And yet I dreamed... One day... maybe one day....

Years passed and THE DAY CAME! What a thrill to hit my computer's refresh button and see my rank finally appear--straight at the top!

But this morning First French Essais tumbled off the list...

...and Amazon slashed my book's price by 40%!!!

As book rank and price radically shifted, I felt both excited... and terrible! On the one hand my book now had the friendly price I'd tried so hard to get, but on the other hand my most faithful and supportive readers--those who purchased during the book launch--did not benefit from a prix amical, or friendly price.

If only writers were mindreaders! I could not know, when pricing my book, that Amazon would sharply undercut it, within 48 hours! Surprised to wake up and find my book selling for $13.50 instead of $22.50, I was amazed at how little control one has, finally, when "self" publishing.  

Let's go behind the scenes and see why:

When an author publishes her book, via Amazon's "print on demand" service, she sets the price based on page number and format--and how much she wants or needs to earn per book.

Because my book is 150 pages & full-color, the minimum price I could set it for was $18.50. But at this price, my royalties would be zero! 

...To make 0.5 cents per book, I would need to set the price at $19
... to make .65 cents per book... I'd have to sell it for $20

But this was no where near where I wanted to price my book! My goal being to offer a full-color book at $15 (a price that seems friendly to all, author included!).

Only at $15, my earnings would be $-2.35! Would I actually have to pay Amazon? 

What if I bought an inventory of books? Would the printer then lower the production cost? How about if I reduced page number? Or removed some color photos? Or did cartwheels? 

I tried every which way to lower the price for readers. Nothing doing! To make a return on my book, I would need to set the price over $20. And one more thing...

In order to make my book available to libraries and booksellers (or anywhere other than Amazon), I would have to set the minimum price at $28! (Get outta here!)

I finally settled on $22.50. For this price I would lose sales to certain countries, making a few cents in others, like England and France (for the latter I make a whopping 0.12 centimes per book!). I would also lose the chance to work with libraries, but could still earn slightly more than a publisher would pay me. And isn't that, after all, the goal of self-publishing? 

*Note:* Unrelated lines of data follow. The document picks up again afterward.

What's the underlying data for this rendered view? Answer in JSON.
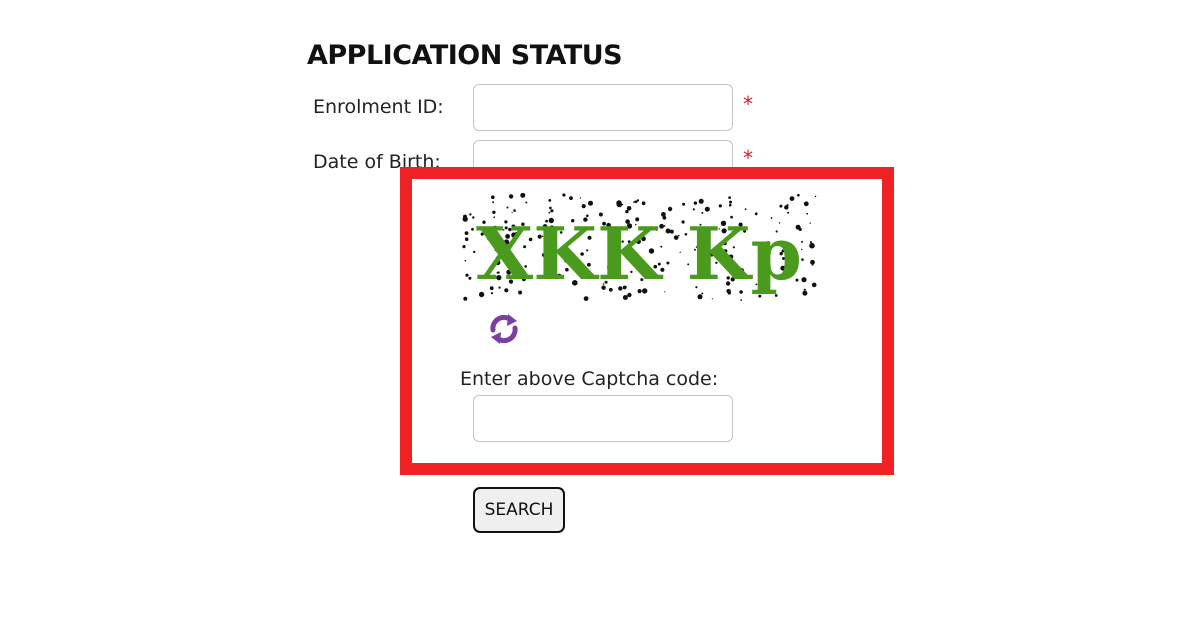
{
  "form": {
    "title": "APPLICATION STATUS",
    "enrolment_label": "Enrolment ID:",
    "enrolment_value": "",
    "dob_label": "Date of Birth:",
    "dob_value": "",
    "required_marker": "*",
    "captcha_text": "XKK Kp",
    "captcha_label": "Enter above Captcha code:",
    "captcha_value": "",
    "search_label": "SEARCH"
  },
  "icons": {
    "refresh": "refresh-icon"
  },
  "colors": {
    "highlight": "#ee2222",
    "captcha_text": "#4a9a1e",
    "refresh_icon": "#7a3fa0",
    "required": "#cc2222"
  }
}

It is one goal of self-publishing. The bigger goal is to write what you want to write--and not what a publisher tells you to! But without a major publisher, one who who can buy 25,000 books and resell them at a cheaper price), I am at the mercy of Amazon (my printer).

Sunday morning I watched as Amazon threw me to the lions--or what I feared would be lions once my readers learned the current price of my book!! What to do now?

"Tell the whole story," Mom encouraged, as she always does. "People will understand. You must never be afraid to tell your story."

*    *    * 

To those who paid the higher price, I am terribly sorry. I tried my best to get you the prix amical. But some things are out of one's control (a lesson I learn daily). Considering the life of a book, please know your purchase has given my First French Essais the healthy start every newborn needs!

Shane cook2
Shane Cook, a reader in Texas, is the first to have received the book--as far as I know. Even I have not seen the actual product! I asked Shane to take pictures, so I could rest assured that the spine and covers were as they appeared online. Thank you, Shane! What a relief!

Shane cook
 ... And here is the back, as photographed by Shane. One detail, I just noticed, had escaped me: the note at the bottom of the polaroid. Thanks, Tami, at TLC Graphics, for the delightful caption!

A Message from KristiFor twenty years now, support from readers like you has been an encouragement and a means to carve out a career in writing. If my work has touched you in any way, please consider a donation. Your gift keeps me going! Thank you very much.

Ways to contribute:
1. Send a check (to this new address)
2. Paypal or credit card
3. A bank transfer via Zelle, a great way to send your donation as there are no transaction fees.

Or purchase my book for a friend, and so help spread the French word.
For more online reading: The Lost Gardens: A Story of Two Vineyards and a Sobriety